In any business, it is vital to keep your top and bottom line healthy.
This is particularly essential if you are a manufacturing company. As a fast paced industry, you need to be efficient in your manufacturing process – KPIs are necessary to ensure your manufacturing metrics are driving the results you want.
Success is dependent on timing and quality, so it is vital to constantly monitor every stage of the production process.
We outline below the most important KPIs you should be measuring in your manufacturing business.
This metric measures the accuracy of your raw goods inventory before you put your order into production. In manufacturing it is crucial that you keep things running as smoothly as possible.
Without adequate levels of accuracy, a company cannot plan or forecast resulting in poor productivity and throughput.
To achieve accuracy, we would recommend that you use inventory software – Unleashed is inventory management software which is a perfect fit for any manufacturing business – read our blog to find out more: How Can Unleashed Inventory Software Automate Your Manufacturing Business.
This measures the ratio of bad to good product – losses from poor quality products can be very expensive as raw materials and effort are wasted as well as production time.
It is essential to establish clear and consistent quality standards to ensure you are meeting customer requirements, reaching your specified goals and the possibility of expansion in the future.
Your goals should be to streamline processes, reduce errors and waste and increase overall quality so that a higher percentage of your goods get to market.
On Time Delivery (OTD)
A key metric to measure delivery performance and supply chain efficiency.
The on time delivery performance refers to the ratio of customer order lines shipped on or before the required date versus the total number of orders and is usually given as a percentage.
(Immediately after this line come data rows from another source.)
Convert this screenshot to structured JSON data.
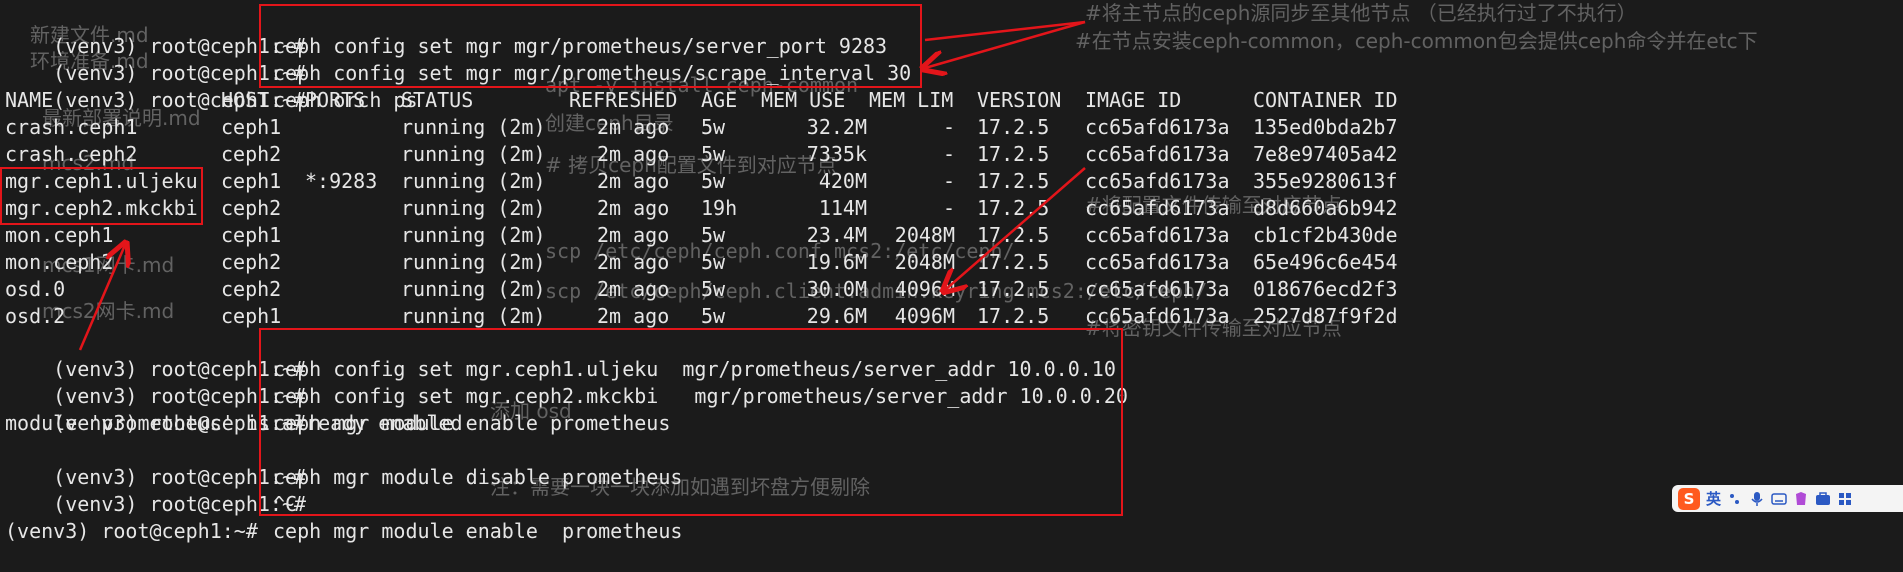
{
  "colors": {
    "background": "#1b1b1b",
    "text": "#e6e6e6",
    "ghost_text": "#6f6f6f",
    "highlight": "#e3151a"
  },
  "terminal": {
    "prompt": "(venv3) root@ceph1:~#",
    "top_commands": [
      "ceph config set mgr mgr/prometheus/server_port 9283",
      "ceph config set mgr mgr/prometheus/scrape_interval 30",
      "ceph orch ps"
    ],
    "ps_table": {
      "headers": [
        "NAME",
        "HOST",
        "PORTS",
        "STATUS",
        "REFRESHED",
        "AGE",
        "MEM USE",
        "MEM LIM",
        "VERSION",
        "IMAGE ID",
        "CONTAINER ID"
      ],
      "rows": [
        [
          "crash.ceph1",
          "ceph1",
          "",
          "running (2m)",
          "2m ago",
          "5w",
          "32.2M",
          "-",
          "17.2.5",
          "cc65afd6173a",
          "135ed0bda2b7"
        ],
        [
          "crash.ceph2",
          "ceph2",
          "",
          "running (2m)",
          "2m ago",
          "5w",
          "7335k",
          "-",
          "17.2.5",
          "cc65afd6173a",
          "7e8e97405a42"
        ],
        [
          "mgr.ceph1.uljeku",
          "ceph1",
          "*:9283",
          "running (2m)",
          "2m ago",
          "5w",
          "420M",
          "-",
          "17.2.5",
          "cc65afd6173a",
          "355e9280613f"
        ],
        [
          "mgr.ceph2.mkckbi",
          "ceph2",
          "",
          "running (2m)",
          "2m ago",
          "19h",
          "114M",
          "-",
          "17.2.5",
          "cc65afd6173a",
          "d8d660a6b942"
        ],
        [
          "mon.ceph1",
          "ceph1",
          "",
          "running (2m)",
          "2m ago",
          "5w",
          "23.4M",
          "2048M",
          "17.2.5",
          "cc65afd6173a",
          "cb1cf2b430de"
        ],
        [
          "mon.ceph2",
          "ceph2",
          "",
          "running (2m)",
          "2m ago",
          "5w",
          "19.6M",
          "2048M",
          "17.2.5",
          "cc65afd6173a",
          "65e496c6e454"
        ],
        [
          "osd.0",
          "ceph2",
          "",
          "running (2m)",
          "2m ago",
          "5w",
          "30.0M",
          "4096M",
          "17.2.5",
          "cc65afd6173a",
          "018676ecd2f3"
        ],
        [
          "osd.2",
          "ceph1",
          "",
          "running (2m)",
          "2m ago",
          "5w",
          "29.6M",
          "4096M",
          "17.2.5",
          "cc65afd6173a",
          "2527d87f9f2d"
        ]
      ]
    },
    "bottom_commands": [
      "ceph config set mgr.ceph1.uljeku  mgr/prometheus/server_addr 10.0.0.10",
      "ceph config set mgr.ceph2.mkckbi   mgr/prometheus/server_addr 10.0.0.20",
      "ceph mgr module enable prometheus"
    ],
    "module_msg": "module 'prometheus' is already enabled",
    "disable_cmd": "ceph mgr module disable prometheus",
    "ctrl_c": "^C",
    "enable_cmd": "ceph mgr module enable  prometheus",
    "partial_last": "(venv3) root@ceph1:~#"
  },
  "background_doc": {
    "file_items": [
      "新建文件.md",
      "环境准备.md",
      "最新部署说明.md",
      "mcs2.md",
      "mcs1网卡.md",
      "mcs2网卡.md"
    ],
    "lines": [
      "#将主节点的ceph源同步至其他节点 （已经执行过了不执行）",
      "#在节点安装ceph-common，ceph-common包会提供ceph命令并在etc下",
      "创建ceph目录",
      "# 拷贝ceph配置文件到对应节点",
      "#将配置文件传输至对应节点",
      "#将密钥文件传输至对应节点",
      "添加 osd",
      "注：需要一块一块添加如遇到坏盘方便剔除"
    ],
    "code": [
      "apt -y install ceph-common",
      "scp /etc/ceph/ceph.conf mcs2:/etc/ceph/",
      "scp /etc/ceph/ceph.client.admin.keyring mcs2:/etc/ceph/"
    ]
  },
  "ime": {
    "lang": "英",
    "icons": [
      "punctuation-icon",
      "microphone-icon",
      "keyboard-icon",
      "skin-icon",
      "toolbox-icon",
      "menu-icon"
    ]
  }
}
On time delivery is so important as it drives better relationships with customers and builds up customer loyalty – if you can’t meet customer expectations, they will find a supplier who can.
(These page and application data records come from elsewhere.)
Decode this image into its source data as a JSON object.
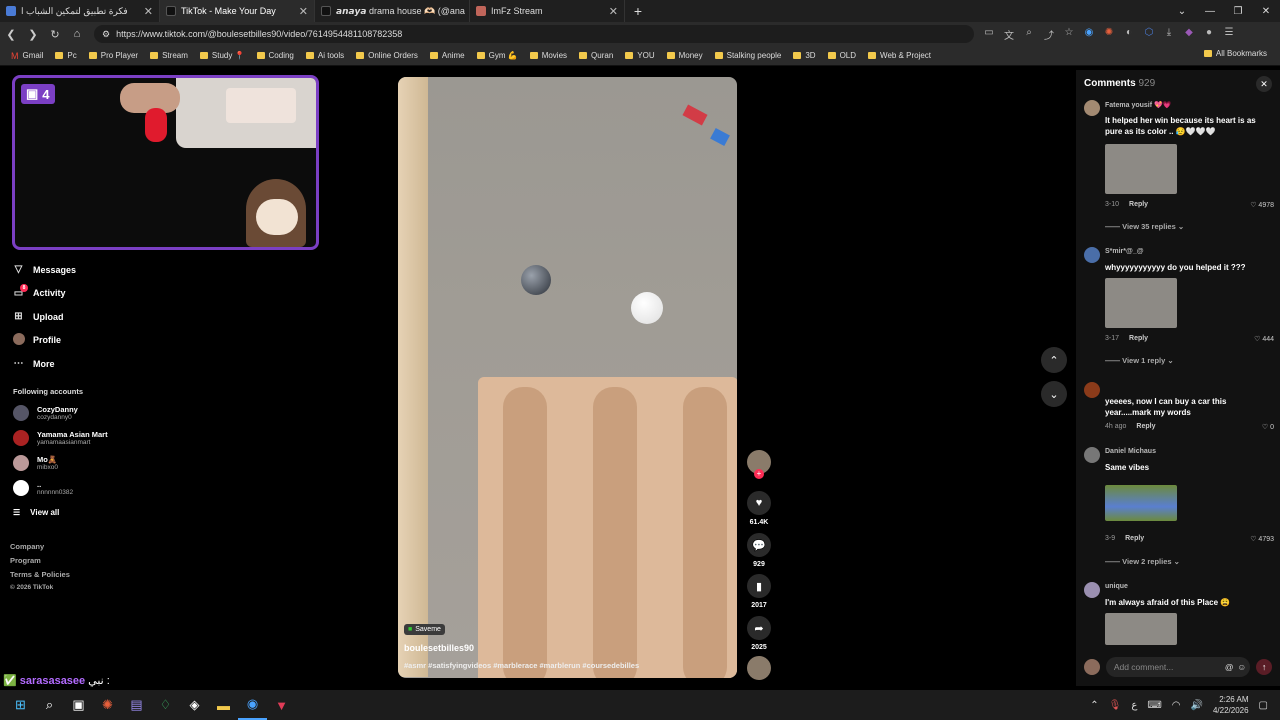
{
  "browser": {
    "tabs": [
      {
        "title": "فكرة تطبيق لتمكين الشباب ا",
        "active": false,
        "icon": "sparkle-icon",
        "color": "#4a7bd6"
      },
      {
        "title": "TikTok - Make Your Day",
        "active": true,
        "icon": "tiktok-icon",
        "color": "#111111"
      },
      {
        "title": "𝙖𝙣𝙖𝙮𝙖 drama house 🫶🏻 (@ana",
        "active": false,
        "icon": "tiktok-icon",
        "color": "#111111"
      },
      {
        "title": "ImFz Stream",
        "active": false,
        "icon": "stream-icon",
        "color": "#c0655a"
      }
    ],
    "url": "https://www.tiktok.com/@boulesetbilles90/video/7614954481108782358",
    "bookmarks": [
      "Gmail",
      "Pc",
      "Pro Player",
      "Stream",
      "Study 📍",
      "Coding",
      "Ai tools",
      "Online Orders",
      "Anime",
      "Gym 💪",
      "Movies",
      "Quran",
      "YOU",
      "Money",
      "Stalking people",
      "3D",
      "OLD",
      "Web & Project"
    ],
    "all_bookmarks": "All Bookmarks"
  },
  "stream_overlay": {
    "viewer_count": "4"
  },
  "sidebar": {
    "items": [
      {
        "label": "Messages",
        "icon": "send-icon"
      },
      {
        "label": "Activity",
        "icon": "inbox-icon",
        "badge": "8"
      },
      {
        "label": "Upload",
        "icon": "plus-square-icon"
      },
      {
        "label": "Profile",
        "icon": "avatar-icon"
      },
      {
        "label": "More",
        "icon": "more-icon"
      }
    ],
    "following_title": "Following accounts",
    "accounts": [
      {
        "name": "CozyDanny",
        "handle": "cozydanny0"
      },
      {
        "name": "Yamama Asian Mart",
        "handle": "yamamaasianmart"
      },
      {
        "name": "Mo🧸",
        "handle": "mibxo0"
      },
      {
        "name": "..",
        "handle": "nnnnnn0382"
      }
    ],
    "view_all": "View all",
    "footer": [
      "Company",
      "Program",
      "Terms & Policies",
      "© 2026 TikTok"
    ]
  },
  "chat_overlay": {
    "username": "sarasasasee",
    "message": "نبي :"
  },
  "video": {
    "badge": "Saveme",
    "author": "boulesetbilles90",
    "caption": "#asmr #satisfyingvideos #marblerace #marblerun #coursedebilles"
  },
  "actions": {
    "likes": "61.4K",
    "comments": "929",
    "saves": "2017",
    "shares": "2025"
  },
  "comments_panel": {
    "title": "Comments",
    "count": "929",
    "add_placeholder": "Add comment...",
    "items": [
      {
        "user": "Fatema yousif 💖💗",
        "text": "It helped her win because its heart is as pure as its color .. 😥🤍🤍🤍",
        "date": "3-10",
        "reply": "Reply",
        "likes": "4978",
        "more": "View 35 replies ⌄",
        "has_image": true
      },
      {
        "user": "S*mir*@_@",
        "text": "whyyyyyyyyyyy do you helped it ???",
        "date": "3-17",
        "reply": "Reply",
        "likes": "444",
        "more": "View 1 reply ⌄",
        "has_image": true
      },
      {
        "user": "",
        "text": "yeeees, now I can buy a car this year.....mark my words",
        "date": "4h ago",
        "reply": "Reply",
        "likes": "0",
        "more": "",
        "has_image": false
      },
      {
        "user": "Daniel Michaus",
        "text": "Same vibes",
        "date": "3-9",
        "reply": "Reply",
        "likes": "4793",
        "more": "View 2 replies ⌄",
        "has_image": true
      },
      {
        "user": "unique",
        "text": "I'm always afraid of this Place 😩",
        "date": "",
        "reply": "",
        "likes": "",
        "more": "",
        "has_image": true
      }
    ]
  },
  "taskbar": {
    "time": "2:26 AM",
    "date": "4/22/2026",
    "lang": "ع"
  },
  "colors": {
    "accent": "#fe2c55",
    "stream_border": "#7b3fc4"
  }
}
This is a KPI that measures the rate at which a product moves through the production process and is shipped to the customer – it is the speed at which something is processed.
Throughput should be measured in real time so that any issues can be rectified quickly, without losing any down time – the goal is to identify and reduce the weakest links in the production process.
Total Cycle Time
This measures the time it takes to transform the raw materials into finished goods from the start of the production line to the end – it is usually calculated using machine cycle time.
It measures how efficient a machine is and allows for real time reporting on the machine’s performance.
Capacity Utilisation Rate
This KPI measures the amount of available capacity that is used to meet customer demand and provides an insight into how a company can increase its output without increasing the costs associated with production.
A reduction in the capacity utilisation rate can indicate an economic downturn, whereas an increase indicates an economic upturn.
This measures the proportion of correct goods that match specifications you achieve out of a process compared to the number of raw goods you put in – it measures the effectiveness of the overall process.
It is the measurement of quality, performance, production efficiency and profitability.
Overall Equipment Effectiveness (OEE)
In simple terms, this KPI measures the percentage of productive manufacturing time.
An OEE score of 100% means you are manufacturing only good parts, as quickly as possible with no stop time.
It is the best metric to identify any losses and improve productivity of manufacturing equipment.
This KPI measures how much waste you are producing from a production line – it can help you lower material costs while you focus on producing more quality products.
During production a certain number of scrap is inevitable, however it should be detected early in the manufacturing process.
This KPI measures the time it takes to switch a manufacturing line from one product to another – it can identify which job types and parts require reduction in set up time.
It helps manufacturers define total cycle times by part and helps them to improve estimates.
This is a vital metric which measures a machine’s uptime and downtime.
It analyses the equipment on the factory floor which refers to the amount of time it takes a machine to conduct its run time and dividing this by the maximum time it would be available if there were no downtime for repair or unplanned maintenance.
This measures the maximum amount of time that can be spent manufacturing a product while still satisfying customer demand.
Takt time is a fundamental part of the manufacturing process and is used to regulate the production of goods.
Customer Return Rate
This KPI measures performance – if there has been an increase in customer returns, this could indicate a problem in the production process or quality control.
It is important to analyse the reasons why each product has been returned to establish the root cause of the problem and try to keep the rate of returns as low as possible.
These are just some of the main KPIs that you should be using in your manufacturing business, however, different manufacturing sectors will require specific KPIs relevant to their organisation.
Our Business Advisers can help you identify which KPIs you should be using to ensure you are running your manufacturing business as smoothly and efficiently as possible.